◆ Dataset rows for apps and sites

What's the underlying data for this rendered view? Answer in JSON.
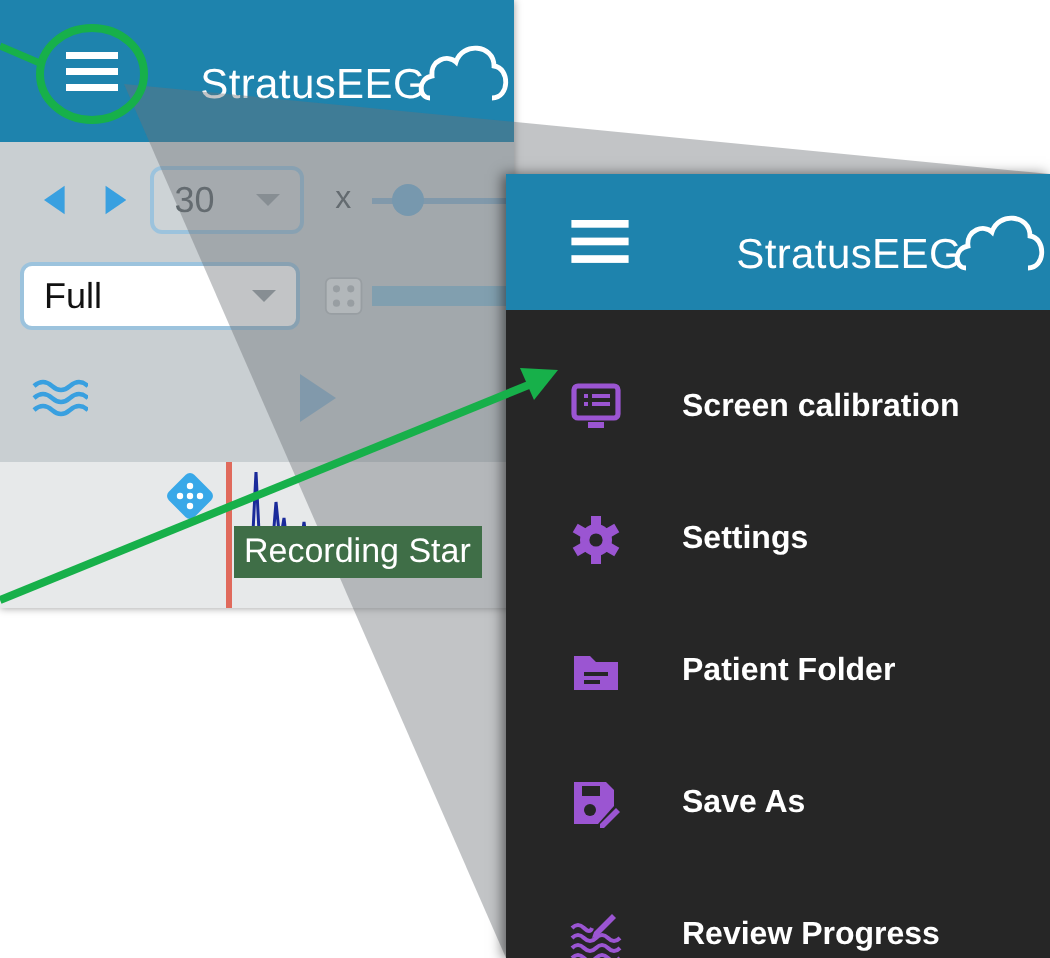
{
  "app_panel": {
    "logo": "StratusEEG",
    "page_size": "30",
    "multiplier": "x",
    "zoom_slider": {
      "level": 0.15
    },
    "montage": "Full",
    "event_label": "Recording Star"
  },
  "menu_panel": {
    "logo": "StratusEEG",
    "items": [
      {
        "label": "Screen calibration",
        "kind": "monitor"
      },
      {
        "label": "Settings",
        "kind": "gear"
      },
      {
        "label": "Patient Folder",
        "kind": "folder"
      },
      {
        "label": "Save As",
        "kind": "save"
      },
      {
        "label": "Review Progress",
        "kind": "waves"
      }
    ]
  }
}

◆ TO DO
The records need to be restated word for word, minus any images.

◆ ANSWER TO THE PROBLEM
What's the underlying data for this rendered view? Answer in JSON.
{
  "app_panel": {
    "logo": "StratusEEG",
    "page_size": "30",
    "multiplier": "x",
    "zoom_slider": {
      "level": 0.15
    },
    "montage": "Full",
    "event_label": "Recording Star"
  },
  "menu_panel": {
    "logo": "StratusEEG",
    "items": [
      {
        "label": "Screen calibration",
        "kind": "monitor"
      },
      {
        "label": "Settings",
        "kind": "gear"
      },
      {
        "label": "Patient Folder",
        "kind": "folder"
      },
      {
        "label": "Save As",
        "kind": "save"
      },
      {
        "label": "Review Progress",
        "kind": "waves"
      }
    ]
  }
}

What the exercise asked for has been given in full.